Carol Hafford is a senior fellow in the Health Care Evaluation department, and previously spent 10 years in the Economics, Justice, and Society department. An applied anthropologist, her work focuses on improving human service programs to foster the well-being of children, youth, and families and taking a human-centered approach to policy and practice. She has led and contributed to national-level studies on early childhood and child welfare, youth transition to adulthood, family well-being, employment and self-sufficiency, homelessness and housing, family and community strengthening, and social service delivery and integration.
Areas of methodological expertise include engaging stakeholders with lived experience; ethnographic research; community-based, participatory research; comparative case studies; implementation and outcome evaluations using mixed methods approaches; implementation science; survey design and implementation, and evaluation technical assistance.

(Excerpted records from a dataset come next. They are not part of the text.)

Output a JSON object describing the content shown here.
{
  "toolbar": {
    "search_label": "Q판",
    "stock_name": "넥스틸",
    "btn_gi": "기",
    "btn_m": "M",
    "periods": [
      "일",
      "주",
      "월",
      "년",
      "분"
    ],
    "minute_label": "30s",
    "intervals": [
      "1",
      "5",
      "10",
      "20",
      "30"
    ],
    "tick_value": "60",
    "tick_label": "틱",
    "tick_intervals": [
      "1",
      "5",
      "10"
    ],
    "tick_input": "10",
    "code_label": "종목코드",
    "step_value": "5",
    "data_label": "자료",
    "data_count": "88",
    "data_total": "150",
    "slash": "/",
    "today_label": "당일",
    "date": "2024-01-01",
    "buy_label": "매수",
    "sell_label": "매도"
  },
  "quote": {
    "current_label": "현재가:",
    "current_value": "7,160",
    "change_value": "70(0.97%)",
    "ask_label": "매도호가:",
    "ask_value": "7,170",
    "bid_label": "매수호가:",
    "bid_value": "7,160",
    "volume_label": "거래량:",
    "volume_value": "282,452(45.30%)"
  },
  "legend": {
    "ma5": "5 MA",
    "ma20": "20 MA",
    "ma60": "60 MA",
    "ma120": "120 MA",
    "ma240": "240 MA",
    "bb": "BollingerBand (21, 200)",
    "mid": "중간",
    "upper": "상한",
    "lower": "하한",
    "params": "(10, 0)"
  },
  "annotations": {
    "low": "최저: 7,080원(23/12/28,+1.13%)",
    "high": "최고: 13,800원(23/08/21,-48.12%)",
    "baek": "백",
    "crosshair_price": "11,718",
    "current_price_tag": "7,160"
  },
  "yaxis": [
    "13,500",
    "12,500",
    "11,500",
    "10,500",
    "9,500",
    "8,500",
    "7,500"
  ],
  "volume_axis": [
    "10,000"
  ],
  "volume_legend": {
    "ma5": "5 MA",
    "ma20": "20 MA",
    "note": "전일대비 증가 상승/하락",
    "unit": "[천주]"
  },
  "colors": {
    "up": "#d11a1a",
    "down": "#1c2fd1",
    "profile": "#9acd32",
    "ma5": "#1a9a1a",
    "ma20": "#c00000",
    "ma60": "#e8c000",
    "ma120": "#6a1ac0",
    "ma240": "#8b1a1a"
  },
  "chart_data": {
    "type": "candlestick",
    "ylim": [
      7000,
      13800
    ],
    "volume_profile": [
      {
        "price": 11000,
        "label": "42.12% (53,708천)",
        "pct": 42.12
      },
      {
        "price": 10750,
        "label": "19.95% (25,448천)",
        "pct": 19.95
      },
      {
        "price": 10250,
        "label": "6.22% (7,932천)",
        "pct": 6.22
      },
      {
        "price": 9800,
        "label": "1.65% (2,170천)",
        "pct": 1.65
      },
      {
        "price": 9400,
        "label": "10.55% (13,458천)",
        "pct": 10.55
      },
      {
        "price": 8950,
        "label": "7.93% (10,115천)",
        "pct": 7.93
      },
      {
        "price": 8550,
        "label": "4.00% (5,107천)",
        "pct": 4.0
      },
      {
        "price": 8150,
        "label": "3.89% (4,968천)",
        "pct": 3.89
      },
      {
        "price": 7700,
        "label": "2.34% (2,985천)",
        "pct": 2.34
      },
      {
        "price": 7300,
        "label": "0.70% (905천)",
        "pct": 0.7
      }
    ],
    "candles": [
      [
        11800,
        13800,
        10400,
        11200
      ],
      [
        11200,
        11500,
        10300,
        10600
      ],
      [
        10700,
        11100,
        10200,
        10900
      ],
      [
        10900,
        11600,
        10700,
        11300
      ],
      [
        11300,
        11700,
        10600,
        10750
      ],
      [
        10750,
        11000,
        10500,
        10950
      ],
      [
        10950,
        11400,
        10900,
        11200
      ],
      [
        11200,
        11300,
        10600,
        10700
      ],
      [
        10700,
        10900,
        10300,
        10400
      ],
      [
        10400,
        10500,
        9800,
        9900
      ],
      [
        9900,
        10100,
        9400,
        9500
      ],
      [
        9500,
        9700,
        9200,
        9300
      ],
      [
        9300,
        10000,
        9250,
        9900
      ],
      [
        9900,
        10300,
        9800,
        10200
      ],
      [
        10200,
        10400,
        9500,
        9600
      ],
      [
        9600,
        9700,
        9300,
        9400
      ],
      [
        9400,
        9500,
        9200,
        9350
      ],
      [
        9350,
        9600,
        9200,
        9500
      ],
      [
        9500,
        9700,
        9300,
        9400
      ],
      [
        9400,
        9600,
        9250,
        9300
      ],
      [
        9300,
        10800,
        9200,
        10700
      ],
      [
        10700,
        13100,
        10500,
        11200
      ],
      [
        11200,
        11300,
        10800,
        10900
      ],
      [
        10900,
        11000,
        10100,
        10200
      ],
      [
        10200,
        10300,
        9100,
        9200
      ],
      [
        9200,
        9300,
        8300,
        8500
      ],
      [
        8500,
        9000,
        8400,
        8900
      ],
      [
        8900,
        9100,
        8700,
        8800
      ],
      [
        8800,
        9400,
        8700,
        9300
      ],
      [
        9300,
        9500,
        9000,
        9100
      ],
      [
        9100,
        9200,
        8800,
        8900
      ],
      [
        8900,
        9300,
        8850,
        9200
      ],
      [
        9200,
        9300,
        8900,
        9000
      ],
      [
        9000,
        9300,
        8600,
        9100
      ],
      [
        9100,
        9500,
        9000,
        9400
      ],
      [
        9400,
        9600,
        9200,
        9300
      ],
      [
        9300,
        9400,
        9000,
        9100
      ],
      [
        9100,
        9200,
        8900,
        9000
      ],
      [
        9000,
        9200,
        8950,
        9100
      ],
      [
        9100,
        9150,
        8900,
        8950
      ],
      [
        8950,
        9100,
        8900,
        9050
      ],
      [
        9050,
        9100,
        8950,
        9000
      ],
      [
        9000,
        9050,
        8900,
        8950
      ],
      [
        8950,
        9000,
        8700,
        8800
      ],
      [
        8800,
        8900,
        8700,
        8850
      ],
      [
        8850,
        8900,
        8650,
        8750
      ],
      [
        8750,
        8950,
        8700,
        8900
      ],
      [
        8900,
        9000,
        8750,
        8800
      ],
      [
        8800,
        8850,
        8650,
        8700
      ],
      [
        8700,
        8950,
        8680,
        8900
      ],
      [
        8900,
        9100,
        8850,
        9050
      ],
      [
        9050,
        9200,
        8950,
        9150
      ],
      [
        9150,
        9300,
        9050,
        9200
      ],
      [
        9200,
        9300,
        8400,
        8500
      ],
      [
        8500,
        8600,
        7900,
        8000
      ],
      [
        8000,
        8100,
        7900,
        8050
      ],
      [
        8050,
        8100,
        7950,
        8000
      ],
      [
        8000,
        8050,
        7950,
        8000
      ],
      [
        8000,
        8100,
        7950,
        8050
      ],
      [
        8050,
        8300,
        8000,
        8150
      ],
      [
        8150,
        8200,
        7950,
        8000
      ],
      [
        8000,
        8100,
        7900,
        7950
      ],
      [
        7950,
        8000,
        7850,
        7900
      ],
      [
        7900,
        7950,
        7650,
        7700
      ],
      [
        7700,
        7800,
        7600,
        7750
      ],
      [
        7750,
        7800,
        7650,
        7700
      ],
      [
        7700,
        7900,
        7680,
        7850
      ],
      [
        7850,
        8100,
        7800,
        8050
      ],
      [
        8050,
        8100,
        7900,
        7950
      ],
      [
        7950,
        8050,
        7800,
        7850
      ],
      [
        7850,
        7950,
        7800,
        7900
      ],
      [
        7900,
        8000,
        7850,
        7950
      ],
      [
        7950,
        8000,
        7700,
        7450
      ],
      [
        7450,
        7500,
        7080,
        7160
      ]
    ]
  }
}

At NORC, she is the project director and co-PI for a multi-year, utilization-focused evaluation of early childhood training and technical assistance for the Administration for Children and Families (ACF). She is working on another ACF study to understand how Head Start programs individualize and coordinate support services that are responsive to family needs and aligned with local community resources; she recently completed case studies that describe these strategies.
Hafford is also the project director for the Tribal Health Profession Opportunities Grant HPOG 2.0 Evaluation, also sponsored by ACF, and was the evaluation lead throughout Tribal HPOG 1.0 and 2.0. She was a member of the Tribal Evaluation Workgroup that produced A Roadmap for Collaborative and Effective Evaluation in Tribal Communities (2013); its principles guided the culturally responsive approach to the evaluation. She co-led the implementation analyses for the national evaluation of the Trade Adjustment Assistance Community College and Career Training grant program, sponsored by the Department of Labor, which also featured career pathways for high-demand jobs, accelerated learning approaches, and supportive services to participants.
Hafford works extensively with Tribal leaders, program staff, and community members to conduct studies that respect sovereignty, foster cultural and scientific rigor, build relationships, and share knowledge. For seven years, she was NORC's project director for two nationally representative studies in Indian Country: an in-person assessment of American Indian and Alaska Native housing needs and conditions (for HUD); and a survey of participation in the Food Distribution Program on Indian Reservations and a demographic profile of participant characteristics (for USDA's Food and Nutrition Service). For other studies, she has worked closely with Tribal programs and practitioners to document service coordination between Tribal TANF and child welfare programs, use of culturally responsive interventions, planning and implementation of family preservation and support services, and Tribal-state/county partnerships.
Prior to joining NORC, Hafford conducted studies on home-and community-based child neglect prevention; court-child welfare-community collaborations for infants and toddlers in foster care; youth independent living; transitional living programs for runaway and homeless youth; and housing and community development initiatives. She has conducted ethnographic research on the socialization of children of immigrants into social support networks.
She is the author of Sibling caretaking in immigrant families: Understanding cultural practices to inform child welfare practice and evaluation.
Hafford is a fellow of the Society for Applied Anthropology. She served on the Institute of Medicine of the National Academies Committee on Child Maltreatment Research, Policy, and Practice for the Next Decade. She currently serves on the U.S. Census Bureau's National Advisory Committee on Racial, Ethnic, and Other Populations.